Diego Rivera (1886-1957) defends the Open-Air Schools, which were an early training ground for many successful Mexican artists who, over time, went on to disown the education they received there, as in the case of Siqueiros. Orozco, in his autobiography, said that the Schools were a failure. Rivera claims that this was not true, even though a genius like Orozco said it was. Quoting Orozco, Rivera says, “He didn’t like so much open air . . . the Barbizons in the open air painted very pretty landscapes, using violet for the shadows and Nile green for the sky, but I liked the blacks and reds.” At this late stage, when Orozco’s autobiography was being serialized in the national press, Rivera defends the schools. He also argues that the schools trained many important artists, such as Mardonio Magaña, Fermín Revueltas (1901-35), David Alfaro Siqueiros (1896-1974), Fernando Leal (1896-1964), Isabel Villaseñor, Francisco Díaz de León, and Gabriel Fernández Ledesma (1900-83), who worked at wood carving and engraving and who helped to revolutionize the art of typography.   Reproduced in Raquel Tibol, Diego Rivera, Arte y Política (Mexico City: Grijalbo, 1979); Xavier Moyssén, Diego Rivera Textos de Arte (Mexico City: Universidad Nacional Autónoma de México, 1986).

Esther Acevedo
CURARE, Espacio crítico para las artes, Mexico City, Mexico
D.R. © 2011 Banco de México, “Fiduciario” en el Fideicomiso relativo a los Museos Diego Rivera y Frida Kahlo.

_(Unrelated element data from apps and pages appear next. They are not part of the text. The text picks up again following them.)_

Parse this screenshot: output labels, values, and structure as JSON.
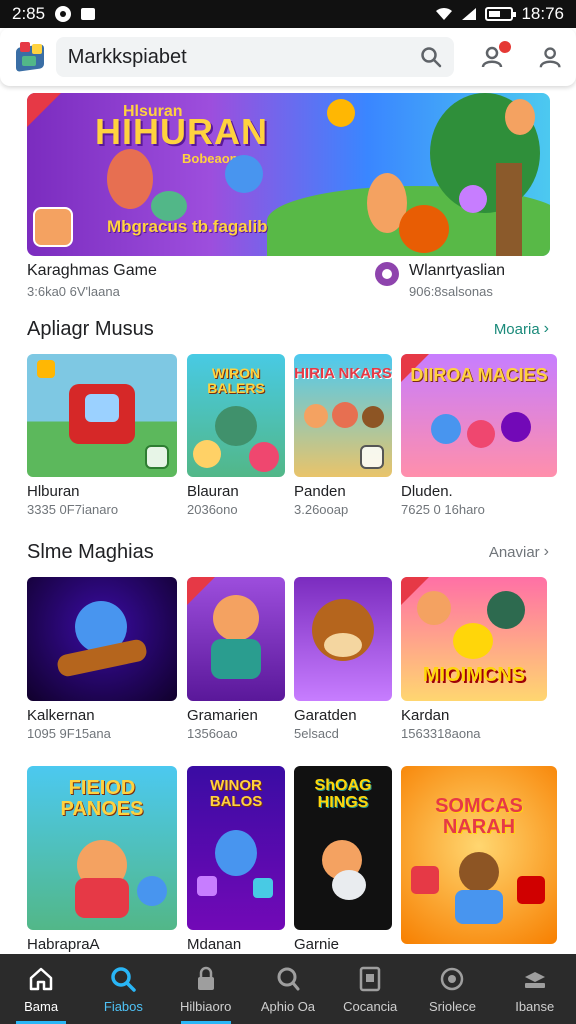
{
  "status": {
    "time": "2:85",
    "right_time": "18:76"
  },
  "app_bar": {
    "search_text": "Markkspiabet"
  },
  "banner": {
    "title": "HIHURAN",
    "small_text": "Hlsuran",
    "sub": "Bobeaon",
    "tagline": "Mbgracus tb.fagalib"
  },
  "featured": {
    "left_title": "Karaghmas Game",
    "left_meta": "3:6ka0 6V'laana",
    "right_title": "Wlanrtyaslian",
    "right_meta": "906:8salsonas"
  },
  "section1": {
    "title": "Apliagr Musus",
    "more": "Moaria",
    "cards": [
      {
        "title": "Hlburan",
        "meta": "3335 0F7ianaro",
        "art": ""
      },
      {
        "title": "Blauran",
        "meta": "2036ono",
        "art": "WIRON BALERS"
      },
      {
        "title": "Panden",
        "meta": "3.26ooap",
        "art": "HIRIA NKARS"
      },
      {
        "title": "Dluden.",
        "meta": "7625 0 16haro",
        "art": "DIIROA MACIES"
      }
    ]
  },
  "section2": {
    "title": "Slme Maghias",
    "more": "Anaviar",
    "cards": [
      {
        "title": "Kalkernan",
        "meta": "1095 9F15ana",
        "art": ""
      },
      {
        "title": "Gramarien",
        "meta": "1356oao",
        "art": ""
      },
      {
        "title": "Garatden",
        "meta": "5elsacd",
        "art": ""
      },
      {
        "title": "Kardan",
        "meta": "1563318aona",
        "art": "MIOIMCNS"
      }
    ]
  },
  "section3": {
    "cards": [
      {
        "title": "HabrapraA",
        "art": "FIEIOD PANOES"
      },
      {
        "title": "Mdanan",
        "art": "WINOR BALOS"
      },
      {
        "title": "Garnie",
        "art": "ShOAG HINGS"
      },
      {
        "title": "",
        "art": "SOMCAS NARAH"
      }
    ]
  },
  "nav": [
    {
      "label": "Bama",
      "icon": "home-icon"
    },
    {
      "label": "Fiabos",
      "icon": "search-icon"
    },
    {
      "label": "Hilbiaoro",
      "icon": "lock-icon"
    },
    {
      "label": "Aphio Oa",
      "icon": "magnifier-icon"
    },
    {
      "label": "Cocancia",
      "icon": "tablet-icon"
    },
    {
      "label": "Sriolece",
      "icon": "target-icon"
    },
    {
      "label": "Ibanse",
      "icon": "stack-icon"
    }
  ],
  "colors": {
    "accent": "#1a8a7a",
    "nav_bg": "#2b2b2b",
    "nav_active": "#29b6f6"
  }
}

Av. Cinco de Mayo No. 2, Col. Centro, Del. Cuauhtémoc 06059, México, D.F.
Instituto de Investigaciones Bibliográficas : Biblioteca Nacional/Hemeroteca Nacional